and down they forgot as up they grew...
                              ( “[anyone lived in a pretty how town],” e.e. cummings

I began to teach poetry in conjunction with popular songs. Although my students in rural South Carolina were overwhelmingly country music fans, I focused my nine weeks of poetry on the songs of alternative group R.E.M. At first, that too elicited moans from students in those early days of exploring poetry (see that unit on the blog “There’s time to teach”).

Concurrently, throughout my high school teaching career, students would gather in my room during our long mid-morning break and lunch (much to the chagrin of administration). And almost always, we played music, even closing the door so two of my students could dance and sing and laugh along with the Violent Femmes.

Many of those students are in their 30s and 40s, but it is common for them to contact me—often on Facebook—and recall fondly R.E.M. and our poetry unit. Those days meant something to them that lingers, that matters in ways that cannot be measured. It was an oasis of happiness in their lives at school.

***

e.e. cummings begins “since feeling is first,” and then adds:

my blood approves,
and kisses are better fate
than wisdom
lady i swear by all flowers. Don’t cry
—the best gesture of my brain is less than
your eyelids’ flutter….

Each year when my students and I examined this poem, we would discuss that cummings—in Andrew Marvell fashion—offers an argument that is profoundly unlike what parents, teachers, preachers, and politicians claim.

I often paired this poem with Coldplay’s “The Scientist,” focusing on:

I was just guessing at numbers and figures
Pulling your puzzles apart
Questions of science, science and progress
Do not speak as loud as my heart

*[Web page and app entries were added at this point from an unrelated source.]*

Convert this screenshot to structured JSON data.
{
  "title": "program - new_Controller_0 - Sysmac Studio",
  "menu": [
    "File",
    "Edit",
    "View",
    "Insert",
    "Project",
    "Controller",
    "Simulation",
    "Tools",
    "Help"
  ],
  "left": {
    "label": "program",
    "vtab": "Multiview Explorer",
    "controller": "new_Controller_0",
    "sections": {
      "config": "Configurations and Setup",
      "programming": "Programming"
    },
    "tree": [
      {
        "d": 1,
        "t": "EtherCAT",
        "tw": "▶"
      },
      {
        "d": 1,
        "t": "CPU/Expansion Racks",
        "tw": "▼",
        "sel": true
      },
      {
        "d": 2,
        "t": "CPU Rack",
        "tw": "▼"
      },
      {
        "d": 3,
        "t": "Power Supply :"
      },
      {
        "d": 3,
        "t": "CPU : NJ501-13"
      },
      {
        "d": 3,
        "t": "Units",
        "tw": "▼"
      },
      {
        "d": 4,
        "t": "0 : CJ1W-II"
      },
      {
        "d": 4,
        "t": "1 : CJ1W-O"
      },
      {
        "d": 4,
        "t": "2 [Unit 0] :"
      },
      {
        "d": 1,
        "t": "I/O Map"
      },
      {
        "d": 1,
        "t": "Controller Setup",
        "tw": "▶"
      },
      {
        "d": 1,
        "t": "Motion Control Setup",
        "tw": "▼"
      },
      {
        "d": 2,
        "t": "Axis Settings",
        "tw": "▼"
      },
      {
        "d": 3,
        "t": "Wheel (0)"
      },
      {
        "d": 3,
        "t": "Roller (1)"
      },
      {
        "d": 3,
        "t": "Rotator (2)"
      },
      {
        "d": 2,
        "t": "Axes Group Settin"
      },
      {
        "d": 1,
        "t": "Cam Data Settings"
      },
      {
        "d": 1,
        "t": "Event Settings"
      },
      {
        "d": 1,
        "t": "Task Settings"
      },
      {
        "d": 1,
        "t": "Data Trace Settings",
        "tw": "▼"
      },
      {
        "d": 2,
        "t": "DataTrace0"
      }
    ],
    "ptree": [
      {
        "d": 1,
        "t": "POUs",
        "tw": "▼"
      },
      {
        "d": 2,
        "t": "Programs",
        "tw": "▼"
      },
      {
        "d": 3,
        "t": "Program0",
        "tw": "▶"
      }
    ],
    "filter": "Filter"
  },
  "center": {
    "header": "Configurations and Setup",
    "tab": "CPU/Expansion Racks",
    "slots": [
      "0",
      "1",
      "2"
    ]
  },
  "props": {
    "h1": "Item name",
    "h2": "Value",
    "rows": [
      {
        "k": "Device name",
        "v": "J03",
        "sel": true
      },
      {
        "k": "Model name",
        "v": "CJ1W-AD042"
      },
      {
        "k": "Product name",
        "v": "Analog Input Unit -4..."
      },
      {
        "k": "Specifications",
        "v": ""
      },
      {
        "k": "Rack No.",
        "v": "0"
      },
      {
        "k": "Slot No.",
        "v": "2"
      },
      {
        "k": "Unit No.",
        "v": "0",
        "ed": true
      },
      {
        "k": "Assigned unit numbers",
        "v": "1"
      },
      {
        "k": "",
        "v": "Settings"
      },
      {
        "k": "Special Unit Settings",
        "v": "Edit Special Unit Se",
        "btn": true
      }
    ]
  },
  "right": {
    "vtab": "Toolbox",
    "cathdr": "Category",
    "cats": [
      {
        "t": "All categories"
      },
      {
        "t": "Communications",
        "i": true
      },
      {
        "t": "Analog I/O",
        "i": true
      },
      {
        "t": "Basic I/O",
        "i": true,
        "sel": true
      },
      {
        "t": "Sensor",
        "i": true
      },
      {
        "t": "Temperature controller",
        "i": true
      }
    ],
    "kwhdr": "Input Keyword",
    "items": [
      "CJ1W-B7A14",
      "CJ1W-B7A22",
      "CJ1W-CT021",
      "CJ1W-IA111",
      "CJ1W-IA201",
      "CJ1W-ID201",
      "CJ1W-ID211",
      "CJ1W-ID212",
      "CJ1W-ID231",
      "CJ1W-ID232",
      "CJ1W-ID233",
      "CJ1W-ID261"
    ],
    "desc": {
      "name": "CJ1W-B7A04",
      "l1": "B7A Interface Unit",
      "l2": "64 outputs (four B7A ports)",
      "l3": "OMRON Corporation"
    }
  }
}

Especially for teenagers, this question, this tension between heart and mind, mattered. Just as it recurs in the words of poets and musicians over decades, centuries. Poetry, as with all art, is the expressed heart—that quest to rise above our corporeal humanness:

               Bold Lover, never, never canst thou kiss,
Though winning near the goal yet, do not grieve;
       She cannot fade, though thou hast not thy bliss,
               For ever wilt thou love, and she be fair!
                                           ( Ode on a Grecian Urn,” John Keats)

***

I have loved a few people intensely—so deeply that my love, I believe, resides permanently in my bones. One such love is my daughter, and she now carries the next human who will add to that ache of being fully human—loving another beyond words.

And that is poetry.

Poetry is not identifying iambic pentameter on a poetry test or discussing the nuances of enjambment in an analysis of a Dickinson poem.

Poems are not fodder for close reading.

Poetry is the ineluctable “Oh my heart” that comes from living fully in the moment, the moment that draws us to words as well as inspires us toward words.

We read a poem, we listen to a song, and our hearts rise out of our eyes as tears.

That is poetry.

Like the picture books of our childhood, poetry must be a part of our learning, essential to our school days—each poem an oasis of happiness that “machines will never be able to measure.”

***

Will we wake one morning to find the carcasses of poems washed up on the beach by the tsunami of the Common Core?